EXERCISE INSTRUCTIONS
Copy each line from the data that has the word "name" in it.
== == ==
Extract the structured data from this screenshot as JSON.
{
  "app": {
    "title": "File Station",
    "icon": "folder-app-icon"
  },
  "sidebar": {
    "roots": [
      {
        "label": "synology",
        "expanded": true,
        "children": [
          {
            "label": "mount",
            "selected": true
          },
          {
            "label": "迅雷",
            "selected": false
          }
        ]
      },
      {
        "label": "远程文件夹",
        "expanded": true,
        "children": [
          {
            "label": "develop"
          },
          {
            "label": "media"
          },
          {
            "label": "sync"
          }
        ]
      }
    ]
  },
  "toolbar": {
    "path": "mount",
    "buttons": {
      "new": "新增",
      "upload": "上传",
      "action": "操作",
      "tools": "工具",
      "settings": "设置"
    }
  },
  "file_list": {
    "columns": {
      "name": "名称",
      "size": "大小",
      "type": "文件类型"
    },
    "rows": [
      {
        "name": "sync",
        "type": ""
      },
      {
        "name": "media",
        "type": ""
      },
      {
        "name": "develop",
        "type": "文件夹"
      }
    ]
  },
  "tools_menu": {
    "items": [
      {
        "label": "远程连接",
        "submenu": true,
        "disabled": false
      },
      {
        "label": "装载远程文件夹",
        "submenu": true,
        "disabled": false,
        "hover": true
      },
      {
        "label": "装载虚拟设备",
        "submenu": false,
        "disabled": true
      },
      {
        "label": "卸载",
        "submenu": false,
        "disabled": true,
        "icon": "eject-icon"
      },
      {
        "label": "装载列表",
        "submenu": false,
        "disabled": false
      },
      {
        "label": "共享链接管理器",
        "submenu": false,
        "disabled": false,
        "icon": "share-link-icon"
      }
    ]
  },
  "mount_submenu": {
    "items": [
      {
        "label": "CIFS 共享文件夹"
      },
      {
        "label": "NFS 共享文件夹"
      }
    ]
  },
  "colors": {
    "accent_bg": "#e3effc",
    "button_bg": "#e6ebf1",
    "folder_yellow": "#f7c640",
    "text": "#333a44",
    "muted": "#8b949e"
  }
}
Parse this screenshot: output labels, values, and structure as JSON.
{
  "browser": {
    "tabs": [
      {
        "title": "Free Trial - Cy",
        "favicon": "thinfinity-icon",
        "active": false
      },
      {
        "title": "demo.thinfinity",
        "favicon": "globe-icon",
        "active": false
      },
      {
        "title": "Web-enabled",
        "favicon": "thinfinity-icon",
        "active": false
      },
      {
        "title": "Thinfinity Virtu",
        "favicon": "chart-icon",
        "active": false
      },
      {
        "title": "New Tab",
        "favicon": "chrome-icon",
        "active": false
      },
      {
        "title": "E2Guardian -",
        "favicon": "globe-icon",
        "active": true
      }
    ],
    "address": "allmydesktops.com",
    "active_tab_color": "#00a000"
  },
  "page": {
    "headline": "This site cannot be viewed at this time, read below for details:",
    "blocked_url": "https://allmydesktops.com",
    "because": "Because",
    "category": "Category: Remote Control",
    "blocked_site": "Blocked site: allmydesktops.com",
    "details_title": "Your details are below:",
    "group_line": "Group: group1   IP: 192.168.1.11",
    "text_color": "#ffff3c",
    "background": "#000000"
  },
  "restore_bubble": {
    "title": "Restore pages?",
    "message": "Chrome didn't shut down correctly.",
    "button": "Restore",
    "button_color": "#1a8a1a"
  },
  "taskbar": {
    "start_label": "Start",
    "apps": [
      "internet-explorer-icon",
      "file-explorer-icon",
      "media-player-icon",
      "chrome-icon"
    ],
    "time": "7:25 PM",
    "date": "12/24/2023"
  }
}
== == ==
RESULT OF THE TASK
      "name": "名称",
        "name": "sync",
        "name": "media",
        "name": "develop",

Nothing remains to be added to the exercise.